The Twitterverse is a wild digital playground resplendent with hashtags as far as the mouse can click. There are countless hashtags associated with the state of Utah, including, most prominently to local politicos, “#utpol” and “#utleg.” One Utah lawmaker is seeking to make things a little more official with regard to hashtags for the State of Utah.
Senator Todd Weiler (Republican – Woods Cross) is sponsoring SCR 18 – Concurrent Resolution Designating Official Hashtag for the State of Utah. The resolution designates “#Utah” as the official hashtag of the State of Utah and “#VisitUtah” as the official hashtag for Utah tourism.

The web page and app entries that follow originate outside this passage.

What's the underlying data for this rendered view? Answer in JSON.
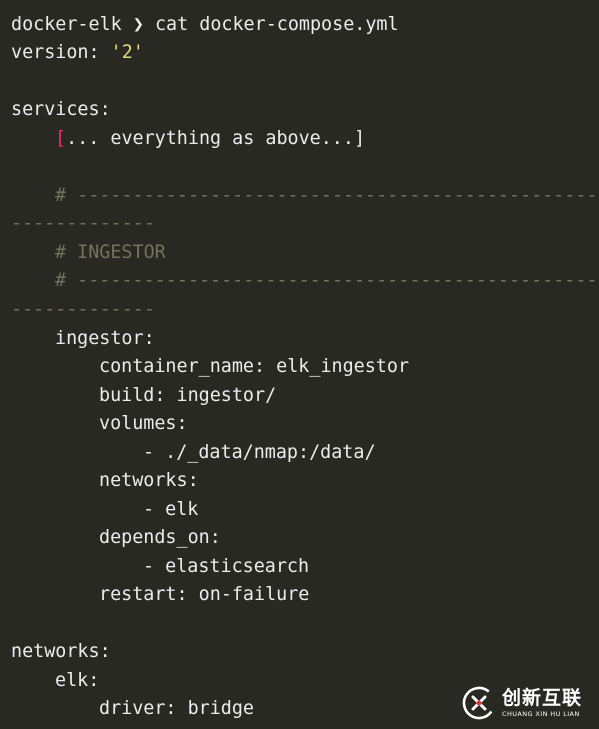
{
  "terminal": {
    "prompt_dir": "docker-elk",
    "prompt_symbol": "❯",
    "command": "cat docker-compose.yml",
    "version_key": "version:",
    "version_value": "'2'",
    "services_key": "services:",
    "placeholder_open": "[",
    "placeholder_text": "... everything as above...",
    "placeholder_close": "]",
    "comment_hash": "# ",
    "comment_dashes": "-----------------------------------------------------------------------------------------------",
    "comment_wrap": "-------------",
    "section_comment": "# INGESTOR",
    "ingestor_key": "ingestor:",
    "container_name": "container_name: elk_ingestor",
    "build": "build: ingestor/",
    "volumes_key": "volumes:",
    "volume_item": "- ./_data/nmap:/data/",
    "networks_key_service": "networks:",
    "network_item": "- elk",
    "depends_key": "depends_on:",
    "depends_item": "- elasticsearch",
    "restart": "restart: on-failure",
    "networks_key": "networks:",
    "elk_key": "elk:",
    "driver": "driver: bridge"
  },
  "watermark": {
    "name": "创新互联",
    "pinyin": "CHUANG XIN HU LIAN"
  },
  "colors": {
    "background": "#282923",
    "text": "#ececec",
    "comment": "#75715e",
    "string": "#e6db74",
    "bracket": "#f92672"
  }
}
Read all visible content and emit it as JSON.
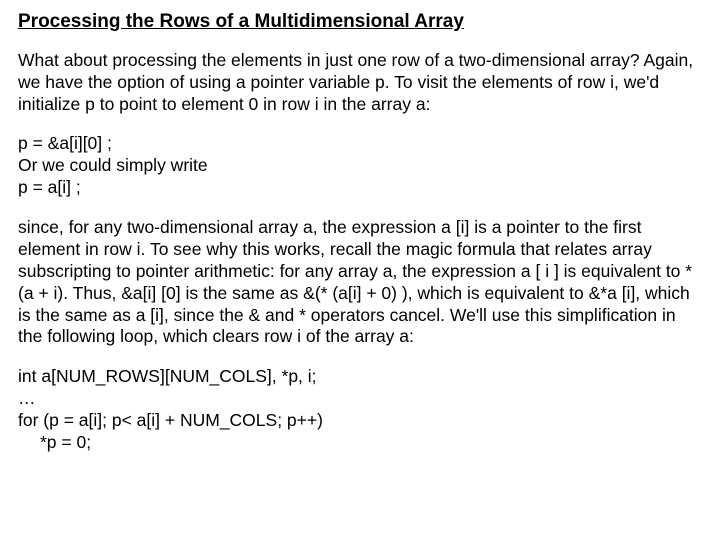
{
  "title": "Processing the Rows of a Multidimensional Array",
  "para1": "What about processing the elements in just one row of a two-dimensional array? Again, we have the option of using a pointer variable p. To visit the elements of row i, we'd initialize p to point to element 0 in row i in the array a:",
  "code1_line1": "p = &a[i][0] ;",
  "code1_line2": "Or we could simply write",
  "code1_line3": "p = a[i] ;",
  "para2": "since, for any two-dimensional array a, the expression a [i] is a pointer to the first element in row i. To see why this works, recall the magic formula that relates array subscripting to pointer arithmetic: for any array a, the expression a [ i ] is equivalent to * (a + i). Thus, &a[i] [0] is the same as &(* (a[i] + 0) ), which is equivalent to &*a [i], which is the same as a [i], since the & and * operators cancel. We'll use this simplification in the following loop, which clears row i of the array a:",
  "code2_line1": "int a[NUM_ROWS][NUM_COLS], *p, i;",
  "code2_line2": "…",
  "code2_line3": "for (p = a[i]; p< a[i] + NUM_COLS; p++)",
  "code2_line4": "*p = 0;"
}
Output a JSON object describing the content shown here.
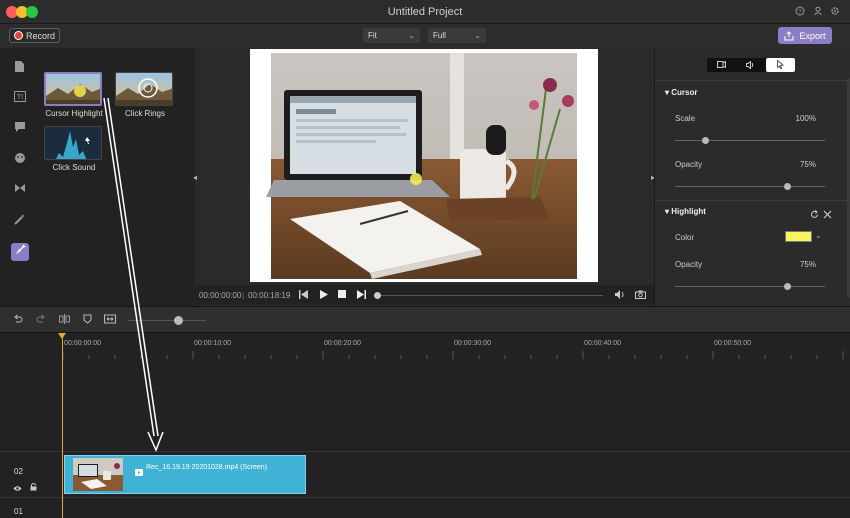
{
  "window": {
    "title": "Untitled Project",
    "help_icon": "help-icon",
    "account_icon": "account-icon",
    "settings_icon": "settings-icon"
  },
  "toolbar": {
    "record_label": "Record",
    "fit_select": "Fit",
    "quality_select": "Full",
    "export_label": "Export"
  },
  "sidebar": {
    "items": [
      {
        "name": "media-icon"
      },
      {
        "name": "text-icon"
      },
      {
        "name": "annotation-icon"
      },
      {
        "name": "sticker-icon"
      },
      {
        "name": "transition-icon"
      },
      {
        "name": "effects-icon"
      },
      {
        "name": "cursor-effects-icon",
        "active": true
      }
    ]
  },
  "library": {
    "effects": [
      {
        "label": "Cursor Highlight",
        "selected": true
      },
      {
        "label": "Click Rings",
        "selected": false
      },
      {
        "label": "Click Sound",
        "selected": false
      }
    ]
  },
  "preview": {
    "current_time": "00:00:00:00",
    "total_time": "00:00:18:19"
  },
  "properties": {
    "tabs": [
      "video-icon",
      "audio-icon",
      "cursor-icon"
    ],
    "active_tab": "cursor-icon",
    "cursor_section": {
      "title": "Cursor",
      "scale_label": "Scale",
      "scale_value": "100%",
      "scale_level": 0.2,
      "opacity_label": "Opacity",
      "opacity_value": "75%",
      "opacity_level": 0.75
    },
    "highlight_section": {
      "title": "Highlight",
      "color_label": "Color",
      "color_value": "#f8f560",
      "opacity_label": "Opacity",
      "opacity_value": "75%",
      "opacity_level": 0.75
    }
  },
  "timeline": {
    "ruler": [
      "00:00:00:00",
      "00:00:10:00",
      "00:00:20:00",
      "00:00:30:00",
      "00:00:40:00",
      "00:00:50:00"
    ],
    "tracks": [
      {
        "number": "02",
        "clip_label": "Rec_16.19.19 20201028.mp4 (Screen)"
      },
      {
        "number": "01"
      }
    ]
  },
  "colors": {
    "accent": "#8b7ec4",
    "clip": "#3fb2d6",
    "playhead": "#e9a825",
    "record": "#e0433f"
  }
}
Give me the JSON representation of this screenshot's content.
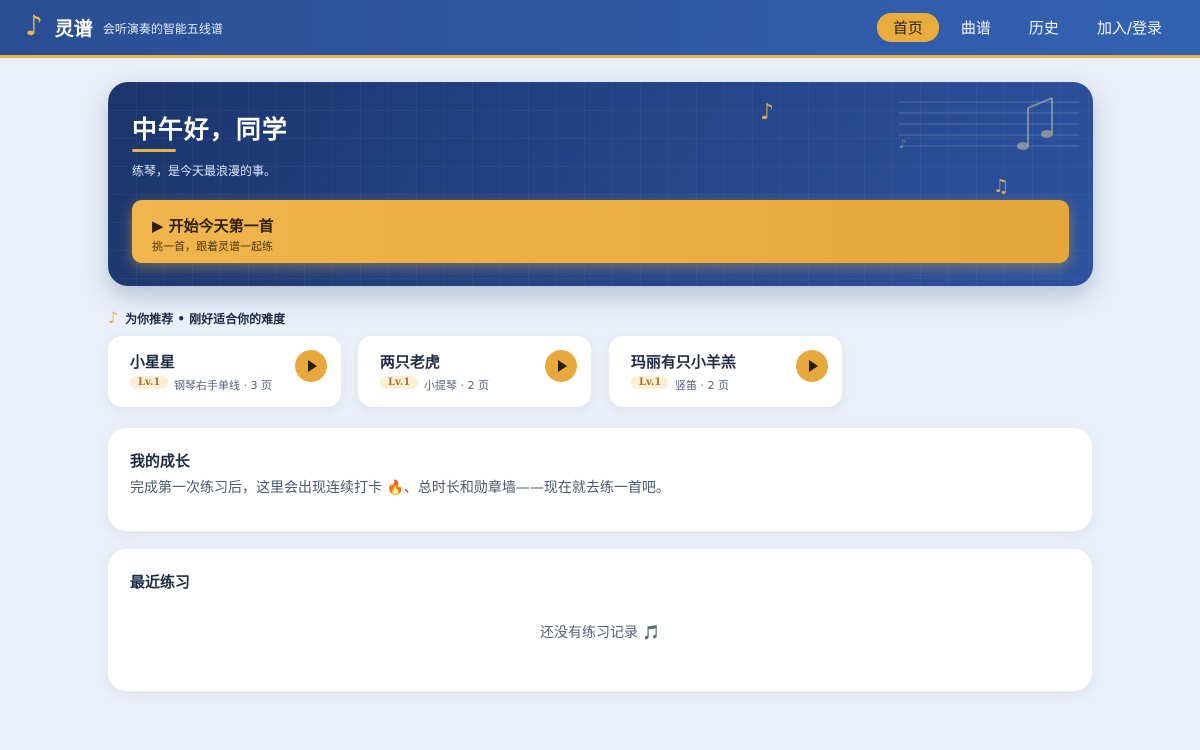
{
  "brand": {
    "icon": "music-note-icon",
    "name": "灵谱",
    "tagline": "会听演奏的智能五线谱"
  },
  "nav": {
    "items": [
      {
        "label": "首页",
        "active": true
      },
      {
        "label": "曲谱",
        "active": false
      },
      {
        "label": "历史",
        "active": false
      },
      {
        "label": "加入/登录",
        "active": false
      }
    ]
  },
  "hero": {
    "greeting": "中午好，同学",
    "subtitle": "练琴，是今天最浪漫的事。",
    "cta": {
      "title": "▶ 开始今天第一首",
      "subtitle": "挑一首，跟着灵谱一起练"
    },
    "accent_color": "#e8b24a"
  },
  "recommend": {
    "icon": "music-note-icon",
    "heading": "为你推荐 • 刚好适合你的难度",
    "cards": [
      {
        "title": "小星星",
        "level": "Lv.1",
        "meta": "钢琴右手单线 · 3 页"
      },
      {
        "title": "两只老虎",
        "level": "Lv.1",
        "meta": "小提琴 · 2 页"
      },
      {
        "title": "玛丽有只小羊羔",
        "level": "Lv.1",
        "meta": "竖笛 · 2 页"
      }
    ]
  },
  "growth": {
    "title": "我的成长",
    "text_before": "完成第一次练习后，这里会出现连续打卡 ",
    "fire_emoji": "🔥",
    "text_after": "、总时长和勋章墙——现在就去练一首吧。"
  },
  "recent": {
    "title": "最近练习",
    "empty_text": "还没有练习记录 ",
    "empty_emoji": "🎵"
  }
}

The official tourism hashtag was originally going to be “#SkiUtah,” but Weiler amended the resolution after tourism officials expressed concerns. “I think just the fact that I had to change that kind of speaks to why there is some wisdom in designating an official hashtag so that we can kind of all be on the same page,” said Weiler.
Weiler, a prolific Twitter user, got the idea of an official hashtag after reading in the National Conference of State Legislatures (NCSL) magazine about a similar measure in Texas. In 2015, Representative Kenneth Sheets (Republican – Dallas) introduced separate resolutions designating “#txlege” as the official hashtag of the Texas Legislature, “#Texas” as the official hashtag of Texas, and “#TexasToDo” as the official state hashtag of Texas Tourism. All three were approved by the Texas Legislature and subsequently signed by Republican Governor Greg Abbott.
“This is certainly better than #greenjello,” joked Senator Curt Bramble (Republican – Provo). “That was my third choice, but the whole Bill Cosby thing, you know,” responded Weiler.
Senator Jim Dabakis (Democrat – Salt Lake City) had an idea for a state hashtag: “#UtahStateImThinkingOfVisitingButIHateTheIdeaOfMissingCelebrityBigBrotherDoYouShowIt.” “A bit specialized, but…,” said Dabakis. “Unfortunately, Senator, Twitter only allows 140 characters per tweet,” said Weiler. “I believe that that was more than ten words anyhow,” said Bramble, referring to the Senate rule that amendments have to be ten words or less. Anything more than that requires a substitute bill.
With that, the lightning-fast debate Tuesday came to an end and members of the Senate Revenue and Taxation Committee voted 5-0 to pass the resolution out with a #favorable recommendation.